1896 – COMMON LAW DIVORCE
There is a vast difference in the ways, men and women, can obtain a divorce under the common law. Still, husbands are automatically granted guardianship to minor children.
A wife can obtain a divorce on the following grounds, viz: –Adultery coupled with cruelty, adultery coupled with desertion without reasonable cause for two years or upwards, bigamy with adultery, and adultery coupled with certain offences not necessary here to specify; but she cannot obtain a divorce, though she can get a judicial separation, for adultery alone.
A husband, on the other hand, would be entitled to a decree of divorce for his wife’s adultery alone.
(The Leeds Mercury Weekly Supplement, Saturday December 5, 1896)
1891 – THE CUSTODY OF INFANT CHILDREN
A father’s right to the custody of his infant children is one that can only be forfeited by gross misconduct.
At common law every father has a right to the custody of his infant child, no matter how young. If anyone deprives him of the custody of any of his children he may obtain an order from the Chancery division of the High Court of Justice directing that such child shall be giving up to him. The right is liable to be forfeited if the father is guilty of immorality, or of conduct rendering him, in the opinion of the court, an unfitperson to be trusted with the care and training of young children.
Where a father entered into an agreement with a relative, abandoning his parental rights on the latter undertaking to maintain and educate the child, and the father afterwards demanded that the child should be given up to him, the court upheld his demand, and order the delivery of the child to his father notwithstanding the agreement. This right to the custody of children is given to the father for the benefit of the children, and for that reason the father is not allowed to make any agreement as to the custody or training which cannot afterwards be satisfied if he considers it in the interest that it should be.
The father’s right to the custody of his children expires absolutely as they attain the age of 21. A daughter who has attained the age of 16 may withdraw herself from the control of her father or mother, or both if she thinks fit, and the court will not assist her father to recover her; but a son is subject to parental control until until he attained his majority.

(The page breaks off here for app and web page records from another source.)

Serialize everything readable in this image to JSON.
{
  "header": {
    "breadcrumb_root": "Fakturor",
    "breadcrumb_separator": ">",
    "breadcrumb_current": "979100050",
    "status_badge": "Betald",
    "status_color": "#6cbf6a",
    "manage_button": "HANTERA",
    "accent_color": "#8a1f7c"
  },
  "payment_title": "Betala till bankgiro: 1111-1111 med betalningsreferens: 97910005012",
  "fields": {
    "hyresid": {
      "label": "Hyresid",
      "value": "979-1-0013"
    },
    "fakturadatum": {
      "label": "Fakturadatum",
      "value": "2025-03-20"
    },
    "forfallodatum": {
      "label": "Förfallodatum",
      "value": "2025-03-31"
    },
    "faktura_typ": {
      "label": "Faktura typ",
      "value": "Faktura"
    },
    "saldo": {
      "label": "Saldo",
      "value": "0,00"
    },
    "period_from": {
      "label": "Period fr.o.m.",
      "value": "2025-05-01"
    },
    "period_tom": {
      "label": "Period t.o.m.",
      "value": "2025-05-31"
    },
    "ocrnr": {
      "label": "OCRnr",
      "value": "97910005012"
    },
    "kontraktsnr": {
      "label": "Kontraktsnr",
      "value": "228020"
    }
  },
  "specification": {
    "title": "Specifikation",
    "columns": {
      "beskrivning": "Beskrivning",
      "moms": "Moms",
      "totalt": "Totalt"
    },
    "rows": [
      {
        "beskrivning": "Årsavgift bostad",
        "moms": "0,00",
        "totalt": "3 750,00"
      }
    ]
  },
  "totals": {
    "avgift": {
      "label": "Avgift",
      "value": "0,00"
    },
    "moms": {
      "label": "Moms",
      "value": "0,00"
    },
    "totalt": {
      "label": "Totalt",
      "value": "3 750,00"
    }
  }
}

Every father possesses the right of appointing by his will some person or persons to the guardianship of his infant children. In any such case the guardianship may extend to 21 years of age in males, and to that or marriage, which ever shall happen first in females. A mother, although a widow, cannot buy her will appoint a guardian of her infant children. She may, however, appoint one by deed.

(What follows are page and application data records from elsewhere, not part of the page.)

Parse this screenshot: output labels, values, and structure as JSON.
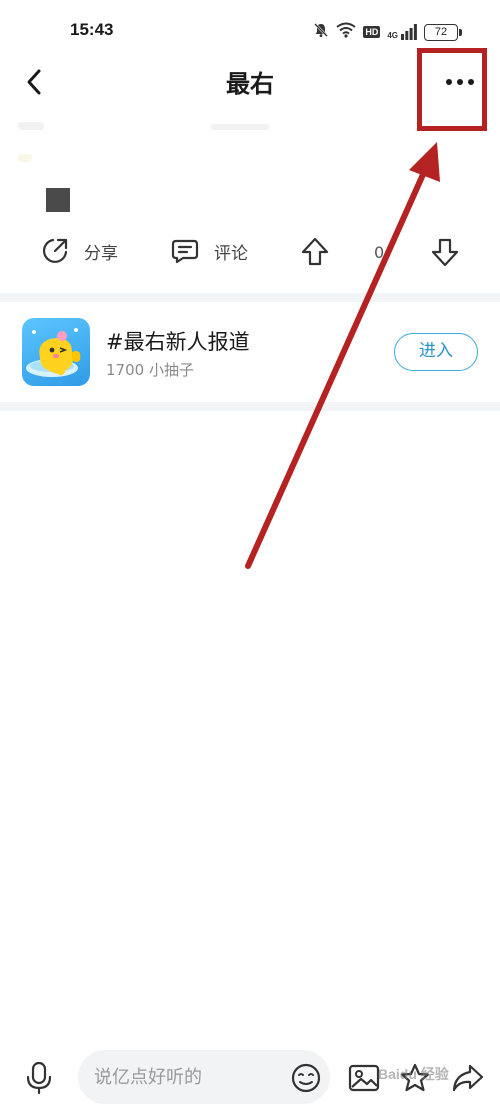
{
  "status_bar": {
    "time": "15:43",
    "network_label": "4G",
    "hd_label": "HD",
    "battery_level": "72"
  },
  "nav": {
    "title": "最右"
  },
  "actions": {
    "share_label": "分享",
    "comment_label": "评论",
    "vote_count": "0"
  },
  "topic": {
    "title": "#最右新人报道",
    "subtitle": "1700 小抽子",
    "enter_label": "进入"
  },
  "bottom_bar": {
    "input_placeholder": "说亿点好听的"
  },
  "watermark": "Baidu 经验",
  "colors": {
    "annotation_red": "#b52222",
    "enter_blue": "#2a95c8",
    "divider_gray": "#f3f4f6"
  }
}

When a man has deserted his wife, and has by his immoral conduct proved himself to be an unfit person to have custody of the children, or where his conduct has been such as to justify his wife in leaving him, the court will interfere in the interests of the moral and spiritual welfare of the children, and will use its discretion in deciding who shall be their custodian.
Numerous cases have been decided, but no hard and fast rule can be laid down; each case must be dealt with on its own merits. Notorious impiety, gross and habitual intemperance, coupled with habitual use of improper language, teaching children to use bad language, introducing them to immortal companions, have all been held to be good grounds for the interference of the court.
(The Blackburn Standard and Weekly Express, Saturday, May 23, 1891)
On Thursday July 7, 1961, the bill to give wives equal rights to apply to the courts for guardianship was being read for the second time in the Bahamas House of Assembly.
It was not until 1961 that married women, were given the right under Bahamian law, to equal custody rights, to their children, upon divorce.